_DESCRIPTION OF THE TASK_.
Present each line of the entries below that holds the word "Machine".

_DATA SECTION_.
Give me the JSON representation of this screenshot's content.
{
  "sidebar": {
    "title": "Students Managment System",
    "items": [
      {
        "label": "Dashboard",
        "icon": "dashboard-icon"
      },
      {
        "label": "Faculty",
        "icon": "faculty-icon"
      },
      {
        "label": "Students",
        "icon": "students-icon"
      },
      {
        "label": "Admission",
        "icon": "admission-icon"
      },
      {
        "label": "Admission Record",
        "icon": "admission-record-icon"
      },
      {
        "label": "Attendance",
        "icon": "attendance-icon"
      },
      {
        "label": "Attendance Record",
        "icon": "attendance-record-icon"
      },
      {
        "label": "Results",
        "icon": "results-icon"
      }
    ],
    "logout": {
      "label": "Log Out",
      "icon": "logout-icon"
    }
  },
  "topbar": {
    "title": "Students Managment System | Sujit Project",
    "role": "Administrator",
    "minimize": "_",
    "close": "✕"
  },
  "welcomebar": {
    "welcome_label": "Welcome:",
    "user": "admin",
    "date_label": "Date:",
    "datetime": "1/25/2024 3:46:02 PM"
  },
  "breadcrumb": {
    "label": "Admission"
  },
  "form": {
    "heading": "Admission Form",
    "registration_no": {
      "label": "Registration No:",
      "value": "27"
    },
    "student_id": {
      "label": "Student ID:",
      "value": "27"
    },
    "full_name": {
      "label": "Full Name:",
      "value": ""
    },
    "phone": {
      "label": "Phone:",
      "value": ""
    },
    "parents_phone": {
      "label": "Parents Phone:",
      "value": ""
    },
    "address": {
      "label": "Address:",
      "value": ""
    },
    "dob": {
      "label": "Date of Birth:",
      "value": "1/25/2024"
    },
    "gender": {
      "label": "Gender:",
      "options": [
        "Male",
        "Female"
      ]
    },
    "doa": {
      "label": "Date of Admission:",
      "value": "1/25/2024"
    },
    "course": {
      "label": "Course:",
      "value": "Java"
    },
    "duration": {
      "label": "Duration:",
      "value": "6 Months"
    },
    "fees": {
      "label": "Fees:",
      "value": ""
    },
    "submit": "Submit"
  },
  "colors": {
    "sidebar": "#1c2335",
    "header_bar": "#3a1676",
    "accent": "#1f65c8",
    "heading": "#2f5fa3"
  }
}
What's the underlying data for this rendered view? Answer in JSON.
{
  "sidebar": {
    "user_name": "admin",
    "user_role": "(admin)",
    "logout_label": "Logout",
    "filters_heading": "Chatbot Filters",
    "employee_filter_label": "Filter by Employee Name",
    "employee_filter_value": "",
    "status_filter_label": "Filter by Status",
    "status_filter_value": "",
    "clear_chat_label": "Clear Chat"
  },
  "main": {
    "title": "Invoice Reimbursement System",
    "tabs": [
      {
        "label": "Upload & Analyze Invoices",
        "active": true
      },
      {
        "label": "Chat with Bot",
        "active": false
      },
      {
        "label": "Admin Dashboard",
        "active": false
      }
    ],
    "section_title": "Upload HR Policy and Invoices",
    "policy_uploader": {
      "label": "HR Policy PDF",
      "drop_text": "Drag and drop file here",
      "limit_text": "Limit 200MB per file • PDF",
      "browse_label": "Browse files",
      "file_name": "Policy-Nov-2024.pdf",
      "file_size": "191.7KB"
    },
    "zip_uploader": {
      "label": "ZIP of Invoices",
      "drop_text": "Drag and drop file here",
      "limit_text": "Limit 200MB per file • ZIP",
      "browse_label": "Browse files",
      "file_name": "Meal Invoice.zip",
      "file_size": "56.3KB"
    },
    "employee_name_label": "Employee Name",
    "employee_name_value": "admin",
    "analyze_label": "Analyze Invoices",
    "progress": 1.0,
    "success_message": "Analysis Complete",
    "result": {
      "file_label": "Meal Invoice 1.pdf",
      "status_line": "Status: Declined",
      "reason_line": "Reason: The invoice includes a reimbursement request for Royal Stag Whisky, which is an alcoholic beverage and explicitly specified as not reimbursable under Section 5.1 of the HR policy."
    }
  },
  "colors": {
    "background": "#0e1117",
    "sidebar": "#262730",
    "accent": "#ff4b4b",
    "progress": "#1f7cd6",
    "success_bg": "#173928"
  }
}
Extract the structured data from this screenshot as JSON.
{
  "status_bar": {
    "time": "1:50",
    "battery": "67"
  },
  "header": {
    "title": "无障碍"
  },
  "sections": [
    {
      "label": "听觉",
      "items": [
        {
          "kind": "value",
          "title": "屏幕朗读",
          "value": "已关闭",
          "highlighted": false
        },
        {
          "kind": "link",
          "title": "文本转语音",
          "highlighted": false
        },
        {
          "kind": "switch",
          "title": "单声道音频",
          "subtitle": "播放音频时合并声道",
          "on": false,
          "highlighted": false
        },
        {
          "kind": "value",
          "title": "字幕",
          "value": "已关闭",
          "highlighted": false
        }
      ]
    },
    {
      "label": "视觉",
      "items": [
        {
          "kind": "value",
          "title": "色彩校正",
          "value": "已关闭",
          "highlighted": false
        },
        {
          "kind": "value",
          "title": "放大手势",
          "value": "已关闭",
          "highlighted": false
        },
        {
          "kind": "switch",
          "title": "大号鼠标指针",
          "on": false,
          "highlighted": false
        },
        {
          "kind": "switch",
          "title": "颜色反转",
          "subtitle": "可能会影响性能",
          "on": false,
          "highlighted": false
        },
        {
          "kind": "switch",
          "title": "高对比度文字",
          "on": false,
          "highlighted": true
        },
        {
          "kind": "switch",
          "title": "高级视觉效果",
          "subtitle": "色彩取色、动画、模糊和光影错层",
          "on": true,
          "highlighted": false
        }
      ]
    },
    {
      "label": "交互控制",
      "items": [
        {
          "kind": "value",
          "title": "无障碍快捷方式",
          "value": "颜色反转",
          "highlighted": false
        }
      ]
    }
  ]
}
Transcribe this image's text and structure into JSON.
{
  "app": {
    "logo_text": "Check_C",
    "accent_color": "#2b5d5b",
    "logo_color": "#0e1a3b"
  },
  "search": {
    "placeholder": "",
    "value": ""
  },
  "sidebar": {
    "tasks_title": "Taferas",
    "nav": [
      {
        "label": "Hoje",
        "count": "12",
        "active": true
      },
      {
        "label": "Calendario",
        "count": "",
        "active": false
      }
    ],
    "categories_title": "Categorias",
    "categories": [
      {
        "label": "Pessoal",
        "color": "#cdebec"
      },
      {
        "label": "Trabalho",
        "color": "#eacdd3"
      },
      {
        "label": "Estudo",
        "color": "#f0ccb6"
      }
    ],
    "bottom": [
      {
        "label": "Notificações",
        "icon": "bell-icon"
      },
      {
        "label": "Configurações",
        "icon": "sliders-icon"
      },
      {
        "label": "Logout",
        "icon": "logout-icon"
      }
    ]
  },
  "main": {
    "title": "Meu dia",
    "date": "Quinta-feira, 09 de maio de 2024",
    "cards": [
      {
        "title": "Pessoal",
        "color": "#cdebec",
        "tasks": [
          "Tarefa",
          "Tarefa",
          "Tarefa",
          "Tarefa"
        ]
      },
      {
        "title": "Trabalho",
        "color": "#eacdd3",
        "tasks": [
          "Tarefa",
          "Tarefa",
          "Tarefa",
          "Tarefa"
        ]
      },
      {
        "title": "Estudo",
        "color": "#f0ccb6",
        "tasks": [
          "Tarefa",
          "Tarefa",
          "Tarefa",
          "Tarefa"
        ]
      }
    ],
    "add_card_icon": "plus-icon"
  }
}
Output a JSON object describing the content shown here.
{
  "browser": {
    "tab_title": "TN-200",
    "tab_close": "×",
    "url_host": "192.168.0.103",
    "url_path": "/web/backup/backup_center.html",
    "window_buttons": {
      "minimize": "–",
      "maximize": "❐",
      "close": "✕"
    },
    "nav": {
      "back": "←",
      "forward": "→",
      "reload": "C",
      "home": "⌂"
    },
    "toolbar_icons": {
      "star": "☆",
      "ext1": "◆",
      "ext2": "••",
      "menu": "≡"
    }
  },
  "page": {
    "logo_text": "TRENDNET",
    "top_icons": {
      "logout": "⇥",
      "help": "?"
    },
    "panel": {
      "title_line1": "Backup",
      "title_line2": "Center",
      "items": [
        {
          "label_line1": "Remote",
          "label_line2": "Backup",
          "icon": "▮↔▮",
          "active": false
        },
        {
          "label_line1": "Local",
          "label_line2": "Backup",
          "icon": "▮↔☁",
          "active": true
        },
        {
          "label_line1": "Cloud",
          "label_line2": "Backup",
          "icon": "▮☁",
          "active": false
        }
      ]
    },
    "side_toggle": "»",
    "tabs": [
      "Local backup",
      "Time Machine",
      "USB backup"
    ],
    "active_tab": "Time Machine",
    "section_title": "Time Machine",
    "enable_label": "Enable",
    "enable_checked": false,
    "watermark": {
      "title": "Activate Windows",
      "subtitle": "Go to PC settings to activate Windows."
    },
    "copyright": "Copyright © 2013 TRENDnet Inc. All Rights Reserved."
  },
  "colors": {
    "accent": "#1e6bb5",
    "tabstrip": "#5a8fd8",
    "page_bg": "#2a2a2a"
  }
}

_RESULT FOR THIS EXERCISE_.
      "Time Machine",
    "active_tab": "Time Machine",
    "section_title": "Time Machine",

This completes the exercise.